‘Candidatus Liberibacter solanacearum’ (CaLsol), the etiological agent of potato zebra chip (ZC), is transmitted to potato plants by the psyllid Bactericera cockerelli (Šulc, 1909) in North and Central America and New Zealand. The risk of the dispersion of ZC in Spain depends on the presence of an efficient vector. This work studies the presence and abundance of ZC symptoms and CaLsol in potato plants, as well as the presence and abundance of psyllid species associated with potato crops in the main producing areas in Spain. Eighty-eight plots were surveyed punctually to detect ZC symptoms and psyllid species in the main potato-producing areas. Furthermore, fourteen potato plots were surveyed by different sampling methods during the cropping season to detect psyllid species from 2016 to 2018. Very few symptomatic and CaLsol-positive plants were detected in Mainland Spain, and any positive plant was detected in the Canary Islands.

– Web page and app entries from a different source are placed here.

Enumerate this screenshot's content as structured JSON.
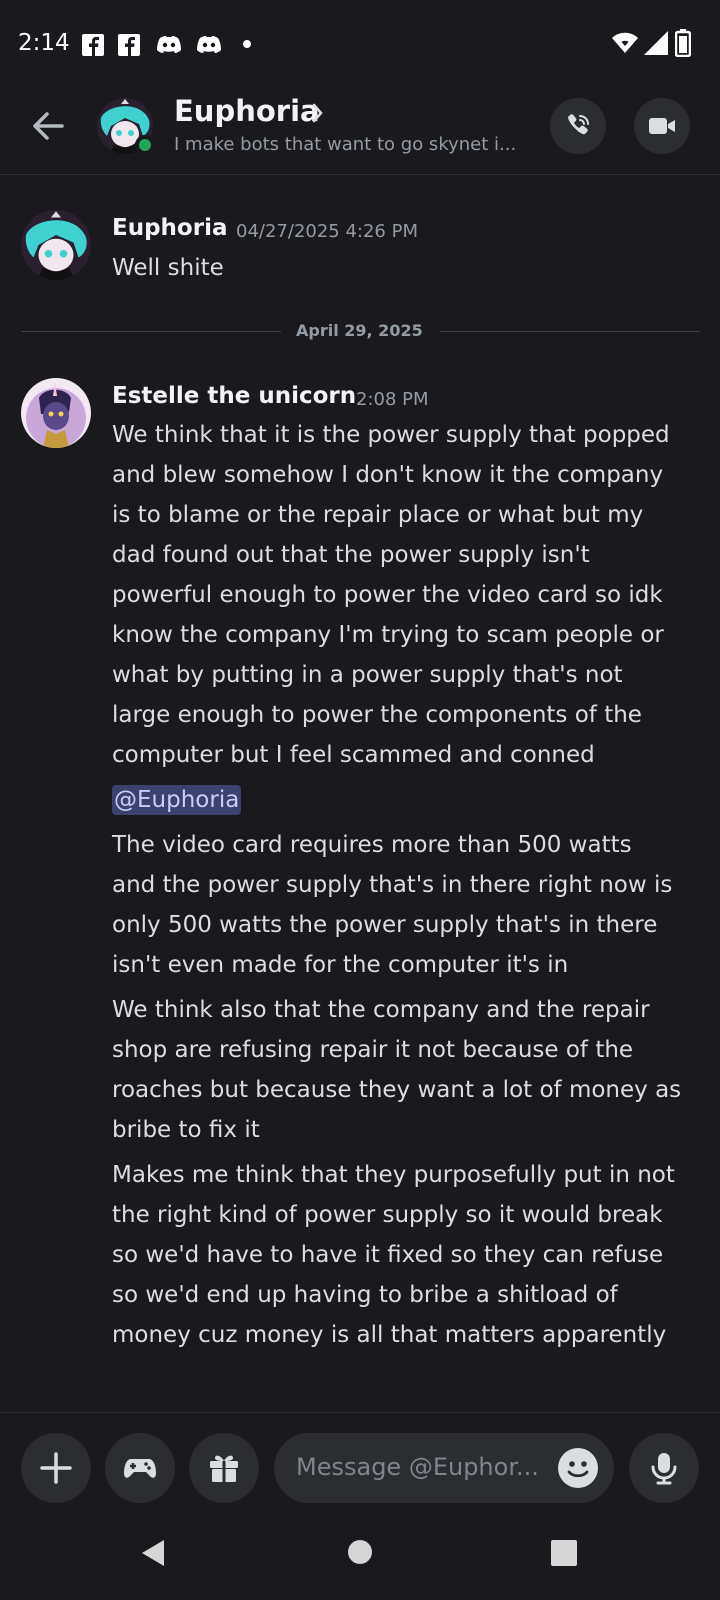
{
  "status_bar": {
    "time": "2:14"
  },
  "header": {
    "name": "Euphoria",
    "subtitle": "I make bots that want to go skynet i..."
  },
  "messages": [
    {
      "author": "Euphoria",
      "timestamp": "04/27/2025 4:26 PM",
      "text": "Well shite"
    }
  ],
  "date_divider": "April 29, 2025",
  "group": {
    "author": "Estelle the unicorn",
    "timestamp": "2:08 PM",
    "p1": [
      "We think that it is the power supply that popped",
      "and blew somehow I don't know it the company",
      "is to blame or the repair place or what but my",
      "dad found out that the power supply isn't",
      "powerful enough to power the video card so idk",
      "know the company I'm trying to scam people or",
      "what by putting in a power supply that's not",
      "large enough to power the components of the",
      "computer but I feel scammed and conned"
    ],
    "mention": "@Euphoria",
    "p2": [
      "The video card requires more than 500 watts",
      "and the power supply that's in there right now is",
      "only 500 watts the power supply that's in there",
      "isn't even made for the computer it's in"
    ],
    "p3": [
      "We think also that the company and the repair",
      "shop are refusing repair it not because of the",
      "roaches but because they want a lot of money as",
      "bribe to fix it"
    ],
    "p4": [
      "Makes me think that they purposefully put in not",
      "the right kind of power supply so it would break",
      "so we'd have to have it fixed so they can refuse",
      "so we'd end up having to bribe a shitload of",
      "money cuz money is all that matters apparently"
    ]
  },
  "composer": {
    "placeholder": "Message @Euphor..."
  },
  "icons": {
    "status": [
      "facebook-icon",
      "facebook-icon",
      "discord-icon",
      "discord-icon",
      "wifi-icon",
      "signal-icon",
      "battery-icon"
    ],
    "header": [
      "back-arrow-icon",
      "chevron-right-icon",
      "phone-call-icon",
      "video-call-icon"
    ],
    "composer": [
      "plus-icon",
      "gamepad-icon",
      "gift-icon",
      "emoji-icon",
      "microphone-icon"
    ],
    "nav": [
      "back-triangle-icon",
      "home-circle-icon",
      "recents-square-icon"
    ]
  },
  "colors": {
    "background": "#1a1a1e",
    "online": "#23a55a",
    "mention_bg": "#3c4270"
  }
}
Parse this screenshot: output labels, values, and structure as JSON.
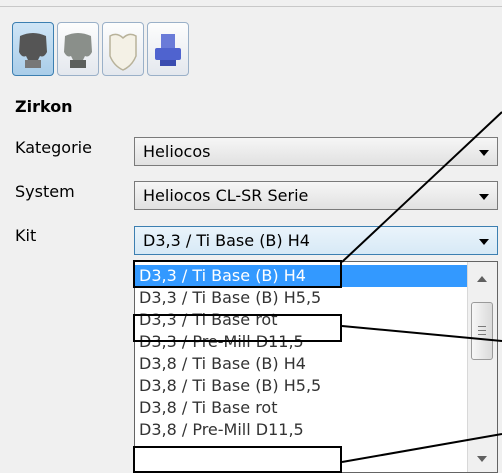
{
  "material_buttons": [
    {
      "icon": "dark-crown-icon",
      "active": true
    },
    {
      "icon": "metal-crown-icon",
      "active": false
    },
    {
      "icon": "white-crown-icon",
      "active": false
    },
    {
      "icon": "blue-abutment-icon",
      "active": false
    }
  ],
  "section_title": "Zirkon",
  "fields": {
    "kategorie": {
      "label": "Kategorie",
      "value": "Heliocos"
    },
    "system": {
      "label": "System",
      "value": "Heliocos CL-SR Serie"
    },
    "kit": {
      "label": "Kit",
      "value": "D3,3 / Ti Base (B) H4"
    }
  },
  "dropdown": {
    "items": [
      "D3,3 / Ti Base (B) H4",
      "D3,3 / Ti Base (B) H5,5",
      "D3,3 / Ti Base rot",
      "D3,3 / Pre-Mill D11,5",
      "D3,8 / Ti Base (B) H4",
      "D3,8 / Ti Base (B) H5,5",
      "D3,8 / Ti Base rot",
      "D3,8 / Pre-Mill D11,5"
    ],
    "selected_index": 0
  },
  "colors": {
    "selection": "#3399ff",
    "accent": "#3c7fb1"
  }
}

Most of the adult psyllids captured were identified as Bactericera nigricornis (Foerster, 1848), and some of them as Bactericera trigonica, but no B. cockerelli was detected. B. nigricornis was found widely distributed in the northern half of the Iberian Peninsula; however, this psyllid does not seem sufficient to pose a threat to potato production, due to the scarce number of specimens and because the frequency of B. nigricornis specimens that were CaLsol+ was very low.